* [Your instructions]: After reading the data below, copy out every line that contains the word "None".

(Data records)

● ● ● ● ● ● ●

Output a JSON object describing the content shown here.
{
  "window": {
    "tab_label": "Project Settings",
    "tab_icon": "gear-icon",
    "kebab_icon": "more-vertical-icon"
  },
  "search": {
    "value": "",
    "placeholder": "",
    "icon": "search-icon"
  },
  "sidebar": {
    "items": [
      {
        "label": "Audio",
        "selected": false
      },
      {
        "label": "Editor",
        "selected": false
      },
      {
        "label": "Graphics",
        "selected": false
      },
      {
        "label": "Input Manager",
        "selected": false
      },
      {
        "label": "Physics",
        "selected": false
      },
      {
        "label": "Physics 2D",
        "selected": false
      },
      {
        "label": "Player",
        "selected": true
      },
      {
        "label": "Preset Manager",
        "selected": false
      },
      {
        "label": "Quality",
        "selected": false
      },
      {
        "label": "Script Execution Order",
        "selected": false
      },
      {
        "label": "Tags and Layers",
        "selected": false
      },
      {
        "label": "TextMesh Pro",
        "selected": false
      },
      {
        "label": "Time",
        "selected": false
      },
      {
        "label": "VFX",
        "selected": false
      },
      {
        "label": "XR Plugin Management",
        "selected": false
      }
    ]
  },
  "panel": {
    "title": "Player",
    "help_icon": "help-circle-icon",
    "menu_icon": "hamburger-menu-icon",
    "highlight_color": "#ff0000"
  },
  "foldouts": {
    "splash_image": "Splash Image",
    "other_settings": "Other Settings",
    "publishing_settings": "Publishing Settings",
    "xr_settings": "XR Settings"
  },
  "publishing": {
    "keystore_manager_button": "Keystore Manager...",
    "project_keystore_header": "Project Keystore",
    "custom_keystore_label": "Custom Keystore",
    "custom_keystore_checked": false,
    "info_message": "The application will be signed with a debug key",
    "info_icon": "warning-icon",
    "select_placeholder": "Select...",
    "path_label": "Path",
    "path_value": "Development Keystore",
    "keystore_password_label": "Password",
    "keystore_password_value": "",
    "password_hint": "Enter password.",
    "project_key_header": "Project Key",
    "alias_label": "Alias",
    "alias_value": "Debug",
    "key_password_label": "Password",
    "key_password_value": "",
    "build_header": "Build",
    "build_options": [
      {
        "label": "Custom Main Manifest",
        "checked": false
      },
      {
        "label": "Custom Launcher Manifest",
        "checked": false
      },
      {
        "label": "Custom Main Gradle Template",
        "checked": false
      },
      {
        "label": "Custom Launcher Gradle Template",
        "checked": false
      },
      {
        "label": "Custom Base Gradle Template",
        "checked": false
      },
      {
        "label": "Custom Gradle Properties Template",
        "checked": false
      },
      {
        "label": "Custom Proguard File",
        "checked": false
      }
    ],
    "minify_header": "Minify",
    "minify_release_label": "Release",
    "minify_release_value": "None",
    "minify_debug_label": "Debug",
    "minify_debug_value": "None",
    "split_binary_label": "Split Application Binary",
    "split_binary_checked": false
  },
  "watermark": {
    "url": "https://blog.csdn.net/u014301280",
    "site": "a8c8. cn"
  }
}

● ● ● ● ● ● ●

* [Written answer]:
    "minify_release_value": "None",
    "minify_debug_value": "None",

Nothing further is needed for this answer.